I was watching until I saw Toby Young as a judge. The man is so vacuously narcissistic, his food reviews so meaningless, I couldn’t watch any more.

If the purpose of the final elimination challenge were to woo the 50,000 other chefs in the country who have tattoos of pigs (and whose swine spectrum is limited to the belly) at a fantasy role-playing BBQ picnic, then Kevin nailed it. He should have “refinement” tattooed on this other arm as well as a fundamental cake batter recipe. There are plenty of other ingredients left in the world/supermarket for dessert applications before one had to resort to bacon.

There was a French equivalent of Top Chef that I saw over there a few years ago, a svelte 4-episode French version “Plus Près des Etoiles” (Closer to the Stars) which follows 7 of the country’s highest rated apprentices as they compete, without flabby saddlebag drama, for a 6 month internship in judge Joël Robuchon’s restaurants… possibly more substantial to a culinary career than a lifetime supply of disposable tupperwares.

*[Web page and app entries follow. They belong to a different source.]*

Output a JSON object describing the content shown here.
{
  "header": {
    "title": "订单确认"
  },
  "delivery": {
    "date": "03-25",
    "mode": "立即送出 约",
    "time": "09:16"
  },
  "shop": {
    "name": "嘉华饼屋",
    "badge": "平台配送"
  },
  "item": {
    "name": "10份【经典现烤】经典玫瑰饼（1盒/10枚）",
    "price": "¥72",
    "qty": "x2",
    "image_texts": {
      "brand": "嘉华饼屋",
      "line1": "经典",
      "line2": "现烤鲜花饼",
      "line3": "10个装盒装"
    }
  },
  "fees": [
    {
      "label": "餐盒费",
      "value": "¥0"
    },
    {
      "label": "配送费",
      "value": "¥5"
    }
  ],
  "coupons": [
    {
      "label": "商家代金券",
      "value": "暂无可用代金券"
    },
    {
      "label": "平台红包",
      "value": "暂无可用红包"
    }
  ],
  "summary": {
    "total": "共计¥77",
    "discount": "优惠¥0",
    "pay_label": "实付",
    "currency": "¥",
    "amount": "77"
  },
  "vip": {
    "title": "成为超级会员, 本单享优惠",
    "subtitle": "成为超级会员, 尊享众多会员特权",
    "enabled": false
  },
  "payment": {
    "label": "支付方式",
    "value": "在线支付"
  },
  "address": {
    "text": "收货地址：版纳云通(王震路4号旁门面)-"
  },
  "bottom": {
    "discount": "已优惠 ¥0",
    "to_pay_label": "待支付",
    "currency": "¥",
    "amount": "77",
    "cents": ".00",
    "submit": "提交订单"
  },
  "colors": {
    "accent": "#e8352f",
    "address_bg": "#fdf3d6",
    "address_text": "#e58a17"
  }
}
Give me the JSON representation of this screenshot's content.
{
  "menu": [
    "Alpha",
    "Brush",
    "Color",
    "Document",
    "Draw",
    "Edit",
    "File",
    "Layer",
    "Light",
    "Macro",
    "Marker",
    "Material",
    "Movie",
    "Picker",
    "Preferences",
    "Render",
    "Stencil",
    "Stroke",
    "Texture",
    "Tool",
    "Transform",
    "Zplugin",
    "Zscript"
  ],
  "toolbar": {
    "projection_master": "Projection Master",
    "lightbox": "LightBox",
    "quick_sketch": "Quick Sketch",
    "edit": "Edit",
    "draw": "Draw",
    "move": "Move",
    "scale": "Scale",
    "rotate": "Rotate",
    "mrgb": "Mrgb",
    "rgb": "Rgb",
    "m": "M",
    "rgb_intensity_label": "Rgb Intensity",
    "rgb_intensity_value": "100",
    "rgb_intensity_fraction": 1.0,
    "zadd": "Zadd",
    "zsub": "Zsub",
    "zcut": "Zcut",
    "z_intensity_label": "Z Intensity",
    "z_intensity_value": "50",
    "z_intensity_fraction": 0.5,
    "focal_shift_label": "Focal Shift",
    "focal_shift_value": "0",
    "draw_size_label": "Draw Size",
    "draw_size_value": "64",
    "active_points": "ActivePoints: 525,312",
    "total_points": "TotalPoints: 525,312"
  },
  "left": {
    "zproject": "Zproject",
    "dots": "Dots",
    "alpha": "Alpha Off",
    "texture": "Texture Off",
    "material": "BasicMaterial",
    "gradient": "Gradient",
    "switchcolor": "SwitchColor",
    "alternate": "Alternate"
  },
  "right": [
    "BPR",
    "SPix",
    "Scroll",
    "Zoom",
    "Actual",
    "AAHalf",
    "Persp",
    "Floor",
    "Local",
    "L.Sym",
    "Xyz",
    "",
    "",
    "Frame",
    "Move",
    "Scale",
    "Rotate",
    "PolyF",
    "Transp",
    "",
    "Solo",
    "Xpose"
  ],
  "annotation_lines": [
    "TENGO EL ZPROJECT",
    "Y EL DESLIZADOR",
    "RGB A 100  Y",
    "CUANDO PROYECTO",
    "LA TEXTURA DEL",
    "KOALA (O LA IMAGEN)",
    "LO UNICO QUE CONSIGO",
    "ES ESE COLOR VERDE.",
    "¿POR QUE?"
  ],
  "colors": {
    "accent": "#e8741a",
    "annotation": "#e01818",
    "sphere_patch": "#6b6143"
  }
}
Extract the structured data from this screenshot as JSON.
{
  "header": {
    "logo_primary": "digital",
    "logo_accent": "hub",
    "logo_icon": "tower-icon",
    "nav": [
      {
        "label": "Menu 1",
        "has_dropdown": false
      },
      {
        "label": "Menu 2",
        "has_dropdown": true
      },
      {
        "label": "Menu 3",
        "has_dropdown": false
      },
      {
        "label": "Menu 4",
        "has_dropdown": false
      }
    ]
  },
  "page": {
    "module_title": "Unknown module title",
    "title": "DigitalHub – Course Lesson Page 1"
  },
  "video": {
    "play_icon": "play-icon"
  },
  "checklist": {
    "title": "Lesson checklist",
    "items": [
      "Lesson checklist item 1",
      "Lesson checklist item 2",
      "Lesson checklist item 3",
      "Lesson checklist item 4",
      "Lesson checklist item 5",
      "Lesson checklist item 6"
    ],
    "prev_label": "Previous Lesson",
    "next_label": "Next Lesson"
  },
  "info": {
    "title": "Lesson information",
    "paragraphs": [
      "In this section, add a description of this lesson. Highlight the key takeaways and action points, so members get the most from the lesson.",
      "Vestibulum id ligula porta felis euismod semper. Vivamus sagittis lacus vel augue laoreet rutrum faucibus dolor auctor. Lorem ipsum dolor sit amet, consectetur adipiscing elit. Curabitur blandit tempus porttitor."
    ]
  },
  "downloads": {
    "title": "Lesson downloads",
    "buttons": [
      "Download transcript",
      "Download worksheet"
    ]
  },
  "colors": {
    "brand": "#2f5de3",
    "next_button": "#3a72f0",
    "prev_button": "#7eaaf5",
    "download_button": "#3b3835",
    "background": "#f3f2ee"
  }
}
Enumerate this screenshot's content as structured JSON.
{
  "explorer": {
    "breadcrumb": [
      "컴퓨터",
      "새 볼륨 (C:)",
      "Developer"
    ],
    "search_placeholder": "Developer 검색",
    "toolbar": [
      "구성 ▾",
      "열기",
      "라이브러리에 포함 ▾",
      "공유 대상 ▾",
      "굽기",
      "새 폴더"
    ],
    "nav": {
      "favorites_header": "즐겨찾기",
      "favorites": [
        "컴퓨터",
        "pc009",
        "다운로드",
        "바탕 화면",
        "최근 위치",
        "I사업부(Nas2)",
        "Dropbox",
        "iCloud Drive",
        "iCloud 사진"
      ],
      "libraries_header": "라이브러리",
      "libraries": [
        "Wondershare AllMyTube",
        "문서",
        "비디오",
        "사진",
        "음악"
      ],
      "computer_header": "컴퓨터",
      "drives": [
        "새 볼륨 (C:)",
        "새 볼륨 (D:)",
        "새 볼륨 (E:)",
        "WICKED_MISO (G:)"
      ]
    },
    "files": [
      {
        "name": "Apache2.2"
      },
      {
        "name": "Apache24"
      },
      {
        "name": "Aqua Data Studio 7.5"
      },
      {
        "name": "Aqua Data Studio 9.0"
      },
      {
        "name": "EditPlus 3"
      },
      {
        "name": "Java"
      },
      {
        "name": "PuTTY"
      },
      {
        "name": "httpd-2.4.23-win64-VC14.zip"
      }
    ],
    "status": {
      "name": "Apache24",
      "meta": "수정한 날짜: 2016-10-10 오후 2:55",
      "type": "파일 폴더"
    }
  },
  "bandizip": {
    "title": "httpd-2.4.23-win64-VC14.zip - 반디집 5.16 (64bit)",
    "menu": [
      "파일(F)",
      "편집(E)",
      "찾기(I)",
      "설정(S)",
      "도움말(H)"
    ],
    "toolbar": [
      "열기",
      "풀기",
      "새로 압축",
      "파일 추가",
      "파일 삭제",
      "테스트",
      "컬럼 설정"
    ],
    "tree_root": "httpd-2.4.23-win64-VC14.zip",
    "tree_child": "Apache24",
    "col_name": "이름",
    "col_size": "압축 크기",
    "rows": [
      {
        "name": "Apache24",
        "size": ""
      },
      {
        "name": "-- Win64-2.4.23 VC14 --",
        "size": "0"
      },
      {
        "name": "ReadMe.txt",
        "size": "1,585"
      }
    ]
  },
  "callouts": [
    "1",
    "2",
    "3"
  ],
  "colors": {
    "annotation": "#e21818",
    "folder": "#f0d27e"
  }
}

The televised distraction’s host station suffers in terms of limited budget, audience (4am. Sunday time slot proceeded by “Riptide” reruns) no cultured tension or silly Whole Foods sourced reinvent-the-bagel-sandwich-with-traditional-Ashkenazi-condiments challenges. Its sensational liabilities are compensated by the presence of elite chefs. Cameras focus on technique and horsepower rather than producer prodded squabbles and horse shit. 3 final candidates must create (from identical mystery boxes) as well as write a methodical savory and sweet recipe with artisan products and are coached by starred stove heavyweights: 4th Generation chef Marc Haeberlin, Bruce Willisish Thierry Marx and creepy Raider of the Lost Arkish Marc Veyrat.